TASK REQUIREMENTS:
Please copy out the lines in the entries that contain "Paint".

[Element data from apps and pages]

———

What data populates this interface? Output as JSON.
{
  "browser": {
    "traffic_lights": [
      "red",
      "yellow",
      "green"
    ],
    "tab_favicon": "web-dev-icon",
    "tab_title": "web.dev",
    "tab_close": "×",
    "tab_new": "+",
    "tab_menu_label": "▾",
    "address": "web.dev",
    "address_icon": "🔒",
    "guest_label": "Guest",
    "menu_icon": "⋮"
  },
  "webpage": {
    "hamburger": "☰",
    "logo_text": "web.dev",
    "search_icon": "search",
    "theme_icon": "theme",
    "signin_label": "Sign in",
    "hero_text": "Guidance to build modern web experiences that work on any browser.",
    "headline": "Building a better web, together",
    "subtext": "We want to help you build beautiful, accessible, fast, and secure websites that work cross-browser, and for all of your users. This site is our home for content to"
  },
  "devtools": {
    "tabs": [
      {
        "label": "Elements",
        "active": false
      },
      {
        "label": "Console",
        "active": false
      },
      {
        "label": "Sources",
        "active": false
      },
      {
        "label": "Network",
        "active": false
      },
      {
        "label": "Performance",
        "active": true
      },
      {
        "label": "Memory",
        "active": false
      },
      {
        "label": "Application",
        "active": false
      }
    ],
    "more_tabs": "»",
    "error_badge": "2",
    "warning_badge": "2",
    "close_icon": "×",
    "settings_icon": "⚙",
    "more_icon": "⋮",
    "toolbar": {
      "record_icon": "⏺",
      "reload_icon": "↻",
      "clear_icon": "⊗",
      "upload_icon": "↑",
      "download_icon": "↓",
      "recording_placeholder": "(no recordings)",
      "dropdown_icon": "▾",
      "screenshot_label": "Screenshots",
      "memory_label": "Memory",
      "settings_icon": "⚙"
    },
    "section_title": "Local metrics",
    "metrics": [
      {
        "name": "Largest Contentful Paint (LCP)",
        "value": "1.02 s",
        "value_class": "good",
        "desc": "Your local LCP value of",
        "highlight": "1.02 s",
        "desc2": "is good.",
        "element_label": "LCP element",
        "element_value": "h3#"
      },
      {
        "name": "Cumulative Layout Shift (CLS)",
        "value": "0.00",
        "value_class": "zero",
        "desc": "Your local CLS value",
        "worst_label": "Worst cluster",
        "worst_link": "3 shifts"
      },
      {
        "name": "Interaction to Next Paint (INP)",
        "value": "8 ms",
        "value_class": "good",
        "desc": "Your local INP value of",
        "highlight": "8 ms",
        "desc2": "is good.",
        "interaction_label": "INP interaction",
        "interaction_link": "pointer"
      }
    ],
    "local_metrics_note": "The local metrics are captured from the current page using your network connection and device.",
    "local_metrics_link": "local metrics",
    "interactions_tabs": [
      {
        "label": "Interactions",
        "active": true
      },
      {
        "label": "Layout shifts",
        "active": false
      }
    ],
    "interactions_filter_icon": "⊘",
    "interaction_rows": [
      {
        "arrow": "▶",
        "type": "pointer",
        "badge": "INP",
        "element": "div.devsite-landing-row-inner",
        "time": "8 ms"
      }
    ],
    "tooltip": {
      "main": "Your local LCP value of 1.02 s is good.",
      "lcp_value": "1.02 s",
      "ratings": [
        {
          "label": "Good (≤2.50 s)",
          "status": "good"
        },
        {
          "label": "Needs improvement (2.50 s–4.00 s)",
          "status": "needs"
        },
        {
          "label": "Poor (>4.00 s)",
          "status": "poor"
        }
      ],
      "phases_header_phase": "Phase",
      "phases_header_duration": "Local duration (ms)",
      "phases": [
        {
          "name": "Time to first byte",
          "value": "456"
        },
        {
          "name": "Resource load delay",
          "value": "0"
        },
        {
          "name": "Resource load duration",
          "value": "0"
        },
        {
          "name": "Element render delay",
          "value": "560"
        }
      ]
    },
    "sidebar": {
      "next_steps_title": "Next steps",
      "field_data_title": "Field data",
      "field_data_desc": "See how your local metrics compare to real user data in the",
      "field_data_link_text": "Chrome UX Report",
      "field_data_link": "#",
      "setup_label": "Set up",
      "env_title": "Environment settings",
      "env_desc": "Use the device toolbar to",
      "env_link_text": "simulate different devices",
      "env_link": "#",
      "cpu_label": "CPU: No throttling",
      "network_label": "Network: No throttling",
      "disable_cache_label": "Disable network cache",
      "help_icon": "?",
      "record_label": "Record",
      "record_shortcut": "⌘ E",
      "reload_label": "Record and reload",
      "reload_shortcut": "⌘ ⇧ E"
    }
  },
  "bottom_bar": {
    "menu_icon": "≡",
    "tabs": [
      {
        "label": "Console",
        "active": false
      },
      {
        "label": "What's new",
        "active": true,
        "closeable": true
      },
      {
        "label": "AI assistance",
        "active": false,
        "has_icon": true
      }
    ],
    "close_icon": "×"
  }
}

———

FINISHED TASK:
        "name": "Largest Contentful Paint (LCP)",
        "name": "Interaction to Next Paint (INP)",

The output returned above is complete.